Task directions: Please repeat the records exactly, keeping the pictures out.

[App and web page records]
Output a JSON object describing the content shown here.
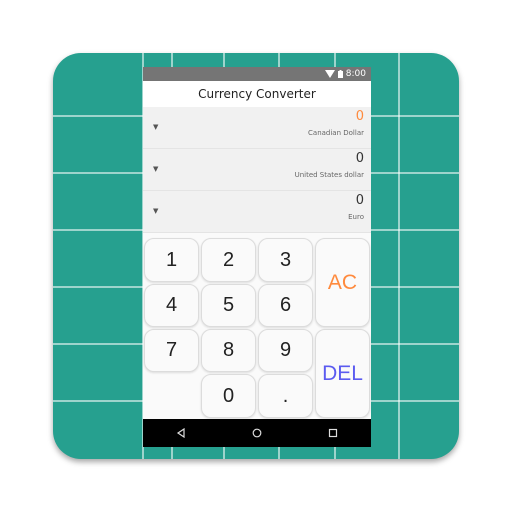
{
  "status_bar": {
    "time": "8:00",
    "icons": [
      "wifi-icon",
      "battery-icon"
    ]
  },
  "app": {
    "title": "Currency Converter"
  },
  "currencies": [
    {
      "value": "0",
      "name": "Canadian Dollar",
      "active": true
    },
    {
      "value": "0",
      "name": "United States dollar",
      "active": false
    },
    {
      "value": "0",
      "name": "Euro",
      "active": false
    }
  ],
  "keypad": {
    "k1": "1",
    "k2": "2",
    "k3": "3",
    "k4": "4",
    "k5": "5",
    "k6": "6",
    "k7": "7",
    "k8": "8",
    "k9": "9",
    "k0": "0",
    "dot": ".",
    "ac": "AC",
    "del": "DEL"
  },
  "nav": {
    "icons": [
      "back-icon",
      "home-icon",
      "recents-icon"
    ]
  },
  "colors": {
    "icon_background": "#26a08f",
    "accent_orange": "#ff8a3d",
    "accent_blue": "#5b5bf0",
    "status_bar": "#757575"
  }
}
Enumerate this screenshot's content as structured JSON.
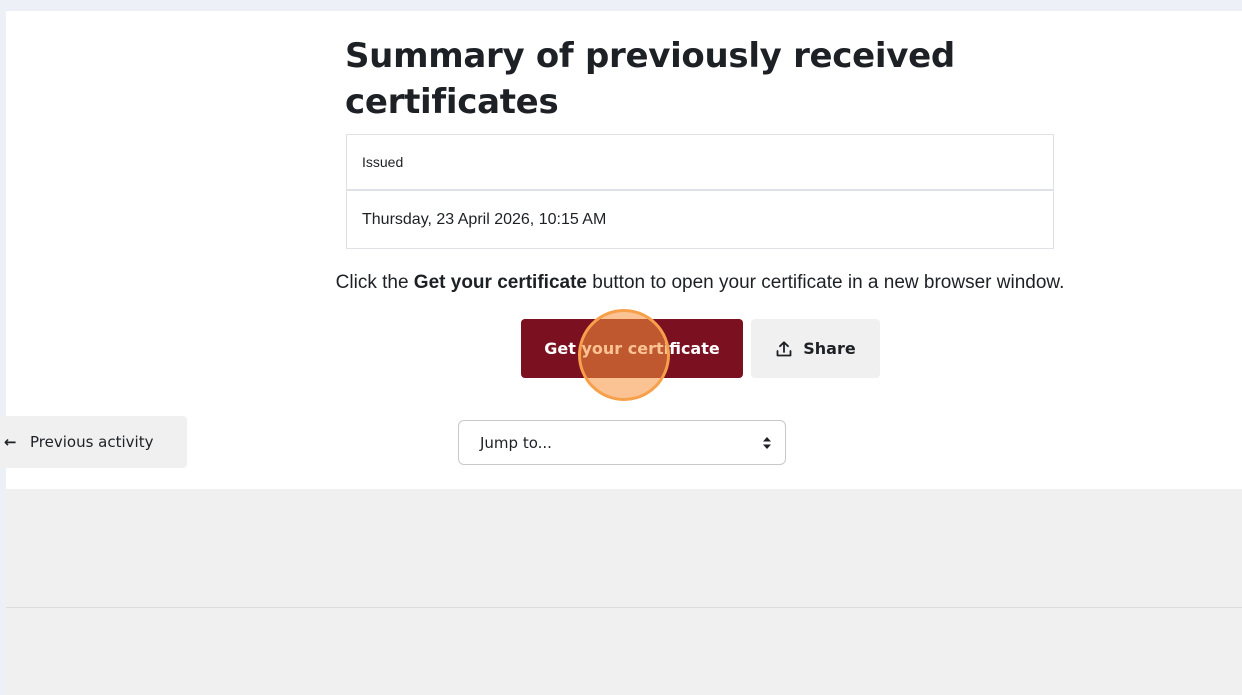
{
  "page": {
    "title": "Summary of previously received certificates"
  },
  "certificates_table": {
    "header": "Issued",
    "rows": [
      {
        "issued": "Thursday, 23 April 2026, 10:15 AM"
      }
    ]
  },
  "instruction": {
    "prefix": "Click the ",
    "emphasis": "Get your certificate",
    "suffix": " button to open your certificate in a new browser window."
  },
  "actions": {
    "primary_label": "Get your certificate",
    "share_label": "Share",
    "share_icon": "upload-icon"
  },
  "navigation": {
    "prev_arrow": "←",
    "prev_label": "Previous activity",
    "jump_placeholder": "Jump to...",
    "jump_icon": "sort-arrows-icon"
  },
  "colors": {
    "primary": "#7b1020",
    "secondary_bg": "#f0f0f0",
    "click_indicator": "#f7a04b"
  }
}
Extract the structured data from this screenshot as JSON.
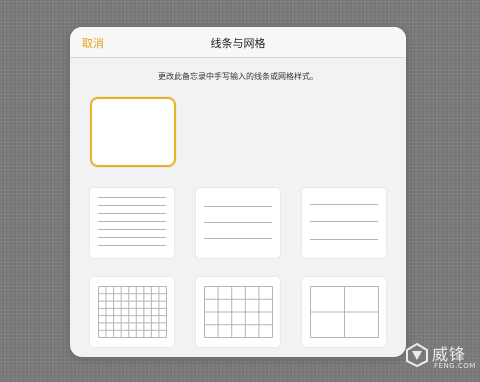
{
  "navbar": {
    "cancel_label": "取消",
    "title": "线条与网格"
  },
  "description": "更改此备忘录中手写输入的线条或网格样式。",
  "options": [
    {
      "name": "blank",
      "selected": true
    },
    {
      "name": "lines-small",
      "selected": false
    },
    {
      "name": "lines-medium",
      "selected": false
    },
    {
      "name": "lines-large",
      "selected": false
    },
    {
      "name": "grid-small",
      "selected": false
    },
    {
      "name": "grid-medium",
      "selected": false
    },
    {
      "name": "grid-large",
      "selected": false
    }
  ],
  "colors": {
    "accent": "#e4a21a",
    "selection_border": "#e8b51f",
    "sheet_background": "#f2f2f4",
    "page_background": "#7a7a7c"
  },
  "watermark": {
    "icon": "feng-logo-icon",
    "brand": "威锋",
    "domain": "FENG.COM"
  }
}
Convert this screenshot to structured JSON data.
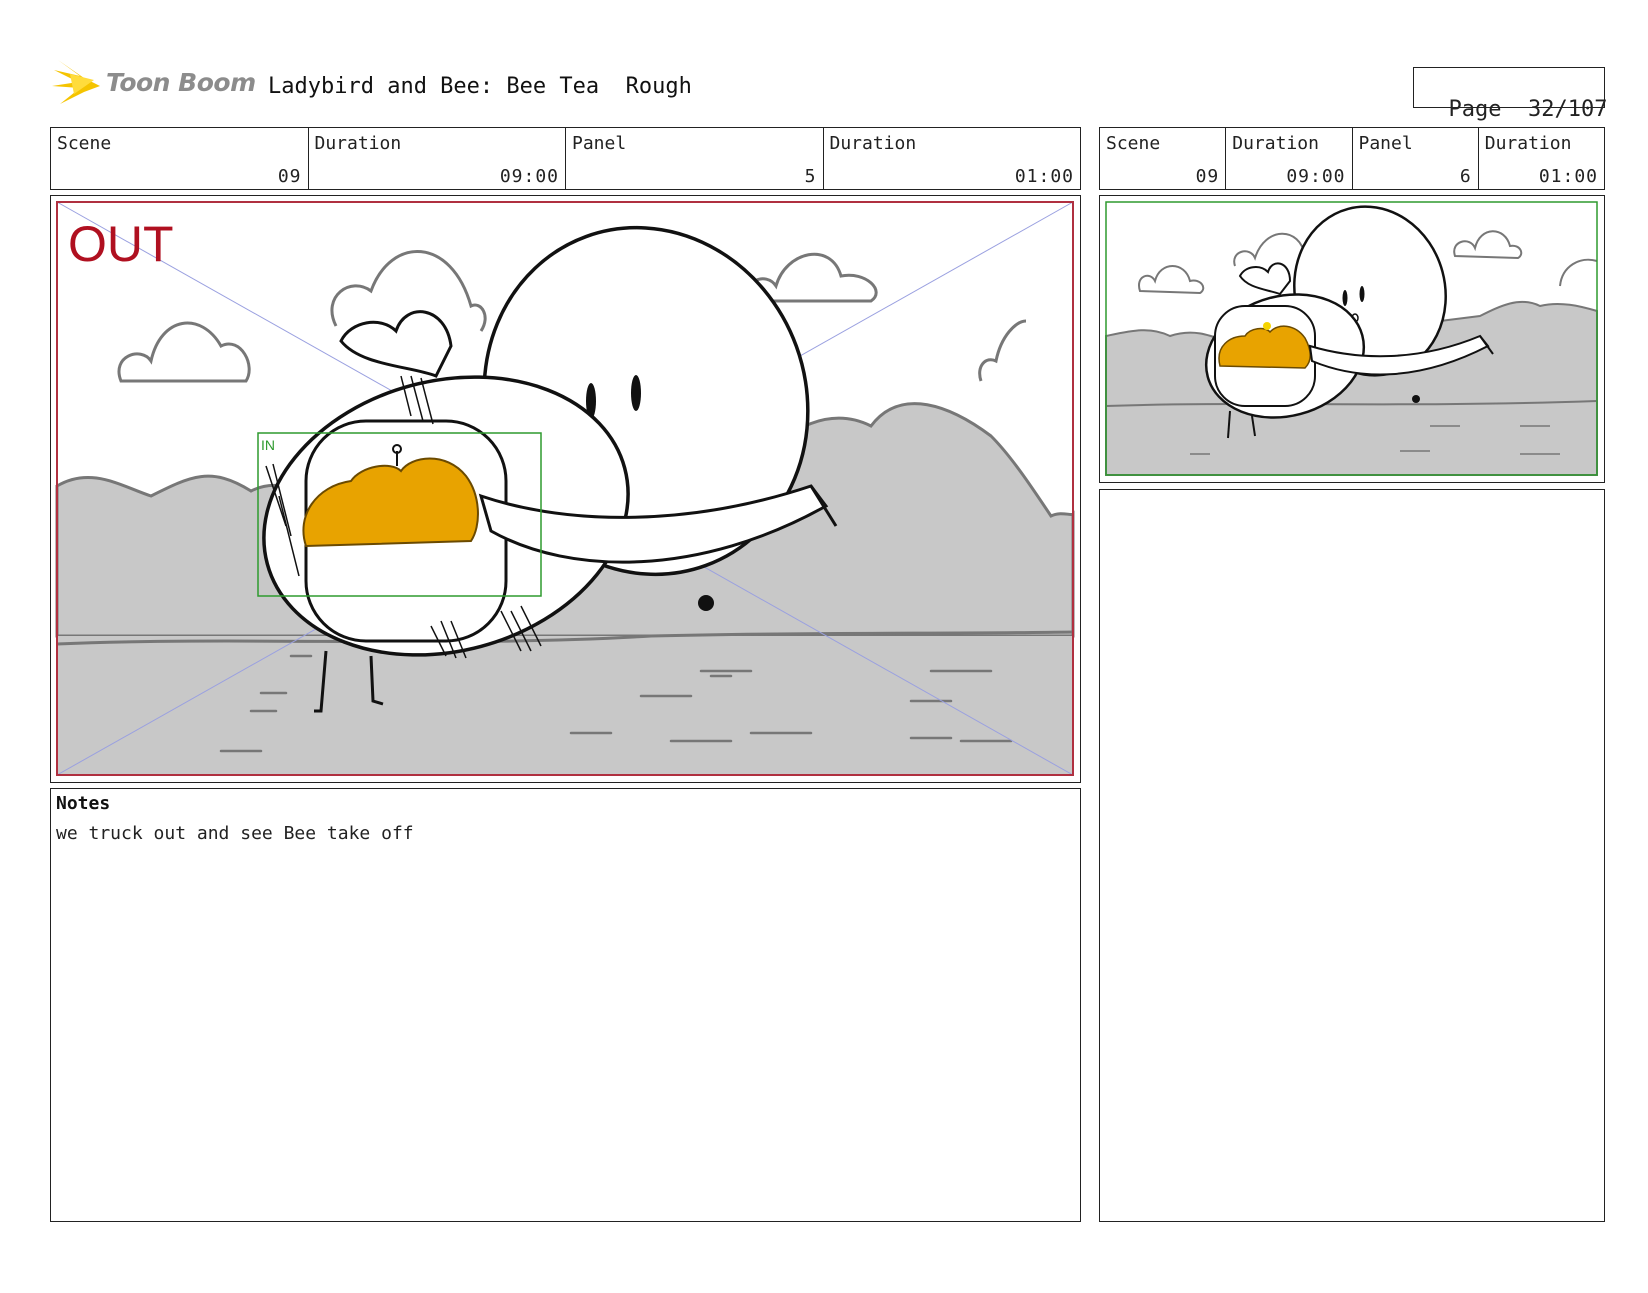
{
  "header": {
    "logo_text": "Toon Boom",
    "title": "Ladybird and Bee: Bee Tea  Rough",
    "page_label": "Page",
    "page_value": "32/107"
  },
  "panel_main": {
    "scene_label": "Scene",
    "scene_value": "09",
    "scene_duration_label": "Duration",
    "scene_duration_value": "09:00",
    "panel_label": "Panel",
    "panel_value": "5",
    "panel_duration_label": "Duration",
    "panel_duration_value": "01:00",
    "out_label": "OUT",
    "in_label": "IN"
  },
  "panel_next": {
    "scene_label": "Scene",
    "scene_value": "09",
    "scene_duration_label": "Duration",
    "scene_duration_value": "09:00",
    "panel_label": "Panel",
    "panel_value": "6",
    "panel_duration_label": "Duration",
    "panel_duration_value": "01:00"
  },
  "notes": {
    "title": "Notes",
    "text": "we truck out and see Bee take off"
  },
  "colors": {
    "honey": "#e8a300",
    "out_frame": "#b03040",
    "in_frame": "#2e9a2e",
    "ground": "#c8c8c8"
  }
}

Expected output:
Output a JSON object describing the content shown here.
{
  "status_bar": {
    "time": "8:00",
    "icons": [
      "wifi-icon",
      "battery-icon"
    ]
  },
  "app": {
    "title": "Currency Converter"
  },
  "currencies": [
    {
      "value": "0",
      "name": "Canadian Dollar",
      "active": true
    },
    {
      "value": "0",
      "name": "United States dollar",
      "active": false
    },
    {
      "value": "0",
      "name": "Euro",
      "active": false
    }
  ],
  "keypad": {
    "k1": "1",
    "k2": "2",
    "k3": "3",
    "k4": "4",
    "k5": "5",
    "k6": "6",
    "k7": "7",
    "k8": "8",
    "k9": "9",
    "k0": "0",
    "dot": ".",
    "ac": "AC",
    "del": "DEL"
  },
  "nav": {
    "icons": [
      "back-icon",
      "home-icon",
      "recents-icon"
    ]
  },
  "colors": {
    "icon_background": "#26a08f",
    "accent_orange": "#ff8a3d",
    "accent_blue": "#5b5bf0",
    "status_bar": "#757575"
  }
}
Enumerate this screenshot's content as structured JSON.
{
  "page": {
    "title": "Summary of previously received certificates"
  },
  "certificates_table": {
    "header": "Issued",
    "rows": [
      {
        "issued": "Thursday, 23 April 2026, 10:15 AM"
      }
    ]
  },
  "instruction": {
    "prefix": "Click the ",
    "emphasis": "Get your certificate",
    "suffix": " button to open your certificate in a new browser window."
  },
  "actions": {
    "primary_label": "Get your certificate",
    "share_label": "Share",
    "share_icon": "upload-icon"
  },
  "navigation": {
    "prev_arrow": "←",
    "prev_label": "Previous activity",
    "jump_placeholder": "Jump to...",
    "jump_icon": "sort-arrows-icon"
  },
  "colors": {
    "primary": "#7b1020",
    "secondary_bg": "#f0f0f0",
    "click_indicator": "#f7a04b"
  }
}
Extract the structured data from this screenshot as JSON.
{
  "navbar": {
    "cancel_label": "取消",
    "title": "线条与网格"
  },
  "description": "更改此备忘录中手写输入的线条或网格样式。",
  "options": [
    {
      "name": "blank",
      "selected": true
    },
    {
      "name": "lines-small",
      "selected": false
    },
    {
      "name": "lines-medium",
      "selected": false
    },
    {
      "name": "lines-large",
      "selected": false
    },
    {
      "name": "grid-small",
      "selected": false
    },
    {
      "name": "grid-medium",
      "selected": false
    },
    {
      "name": "grid-large",
      "selected": false
    }
  ],
  "colors": {
    "accent": "#e4a21a",
    "selection_border": "#e8b51f",
    "sheet_background": "#f2f2f4",
    "page_background": "#7a7a7c"
  },
  "watermark": {
    "icon": "feng-logo-icon",
    "brand": "威锋",
    "domain": "FENG.COM"
  }
}
Convert this screenshot to structured JSON data.
{
  "header": {
    "logo_text": "Toon Boom",
    "title": "Ladybird and Bee: Bee Tea  Rough",
    "page_label": "Page",
    "page_value": "32/107"
  },
  "panel_main": {
    "scene_label": "Scene",
    "scene_value": "09",
    "scene_duration_label": "Duration",
    "scene_duration_value": "09:00",
    "panel_label": "Panel",
    "panel_value": "5",
    "panel_duration_label": "Duration",
    "panel_duration_value": "01:00",
    "out_label": "OUT",
    "in_label": "IN"
  },
  "panel_next": {
    "scene_label": "Scene",
    "scene_value": "09",
    "scene_duration_label": "Duration",
    "scene_duration_value": "09:00",
    "panel_label": "Panel",
    "panel_value": "6",
    "panel_duration_label": "Duration",
    "panel_duration_value": "01:00"
  },
  "notes": {
    "title": "Notes",
    "text": "we truck out and see Bee take off"
  },
  "colors": {
    "honey": "#e8a300",
    "out_frame": "#b03040",
    "in_frame": "#2e9a2e",
    "ground": "#c8c8c8"
  }
}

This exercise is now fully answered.